Stress wave propagation through grainy, or granular, materials is important for detecting the magnitude of earthquakes, locating oil and gas reservoirs, designing acoustic insulation and designing materials for compacting powders.
Access to green spaces in metro areas--parks, trails, even the tree cover in a neighborhood - is largely associated with income and race, new research indicates. Researchers combined census-block-group demographic and socio-economic data with satellite imagery to analyze access to green spaces and vegetation in two metropolitan areas: Columbus, Ohio, and Atlanta, Georgia. Their study appears in the August issue of the journal Landscape and Urban Planning.
Published in the International Journal of Agricultural Sustainability, their research examined the role of social network brokers - well-connected individuals within a community - in the adoption of innovative farming practices in Battambang Province in North-Western Cambodia. The authors, Dr Petr Matous, Junjian Zhang and Associate Professor Daniel Tan found that less popular farmers were better influencers, compared to their more popular peers.
Scientists at Osaka University show how buildings and moving objects can be virtually removed from real-time images in a process of "diminished reality." This work can be beneficial for urban and campus planners.
With more accurate modeling data, response teams can better predict the search area grid from the air, and reduce emergency response time when lives are on the line.
The study may suggest new strategies to limit virus attacks and prevent or combat diseases like Sars and Covid-19 based on biomedical and engineering principles. The research was conducted by the University of Trento and by the University of Napoli Federico II, in collaboration with researchers at Carnegie Mellon University and at the University of Pittsburgh, in the USA, and with the universities of Palermo and Ferrara, where experiments were carried out
The latest report from the National Institute for Transportation and Communities (NITC), by Marc Schlossberg and Heather Brinton of the University of Oregon, is a guide for city staff and leadership on adopting local policy and code to respond to the emergence of emerging transportation technologies and encourage their responsible use.
An international research team has conducted a field survey on two species of eel native to Japan and other organisms that share the same habitat, revealing for the first time in the world that these eels can act as comprehensive surrogate species for biodiversity conservation in freshwater rivers. It is hoped that conducting activities to restore and protect eel populations will contribute greatly to the recovery and conservation of freshwater ecosystems.
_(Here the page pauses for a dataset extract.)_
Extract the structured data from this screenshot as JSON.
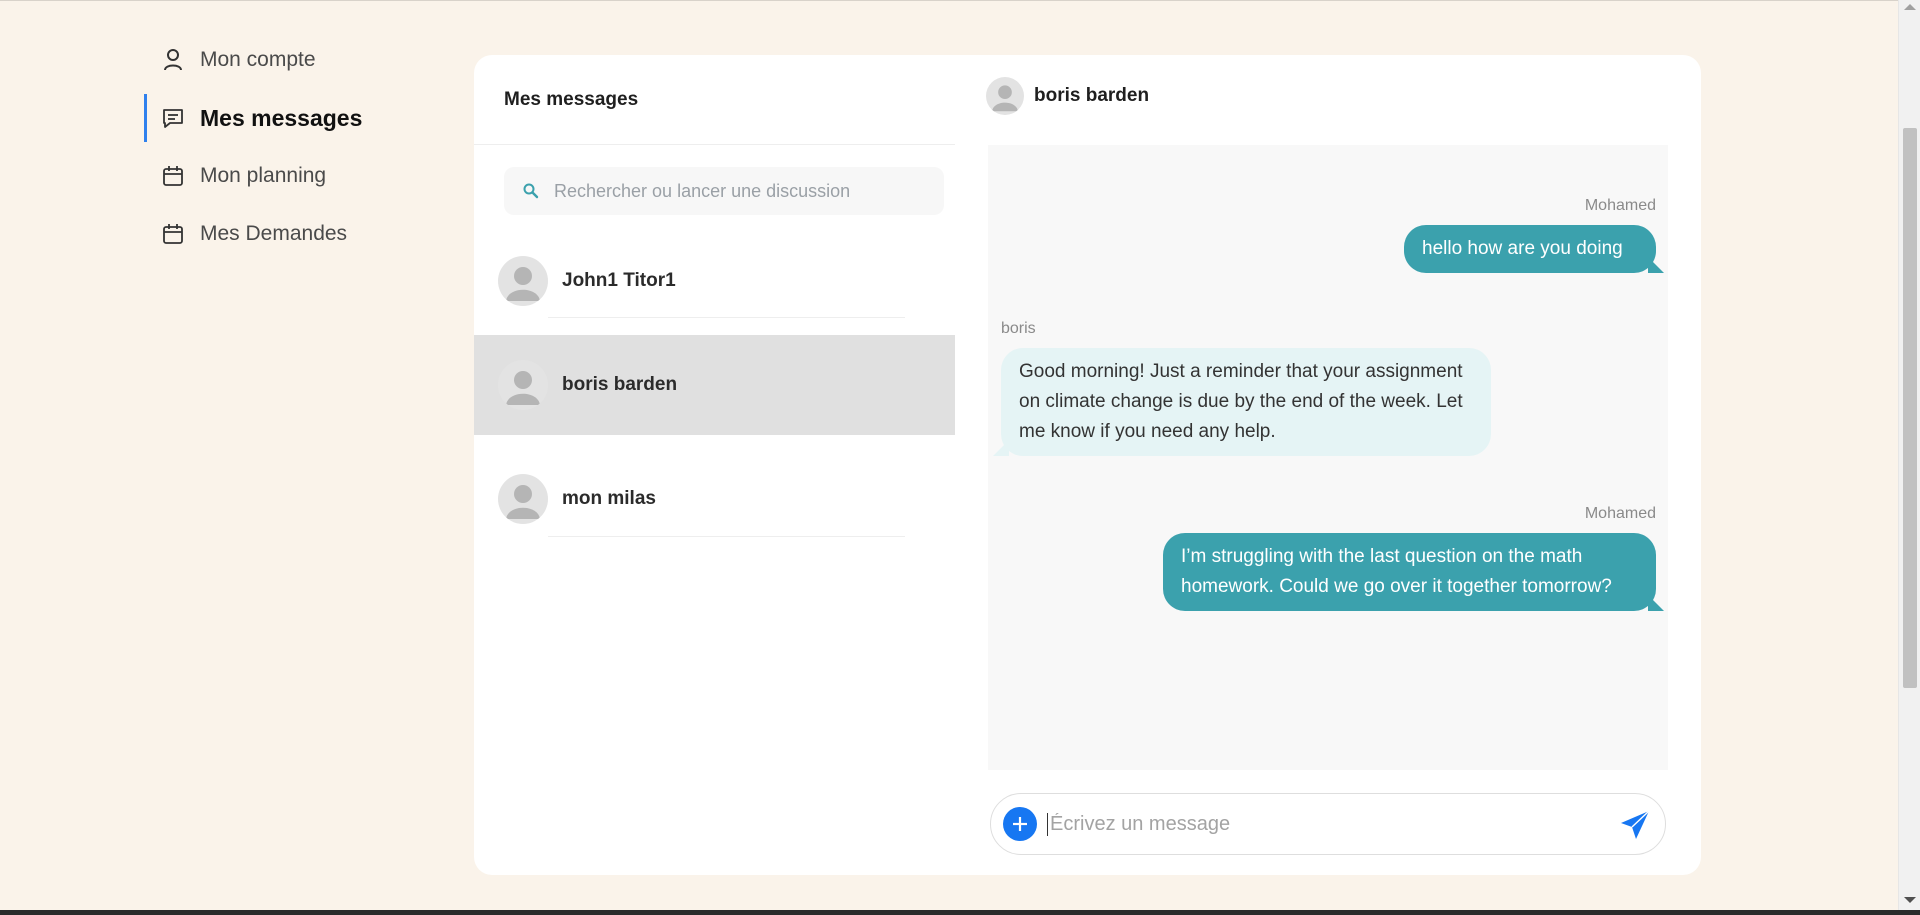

An international study led by the University of Plymouth (UK) suggests islands composed of gravel material can evolve in the face of overtopping waves, with sediment from the beach face being transferred to the island's surface.
Researchers at Linköping University, Sweden, are attempting to convert carbon dioxide, a greenhouse gas, to fuel using energy from sunlight. Recent results have shown that it is possible to use their technique to selectively produce methane, carbon monoxide or formic acid from carbon dioxide and water. The study has been published in ACS Nano.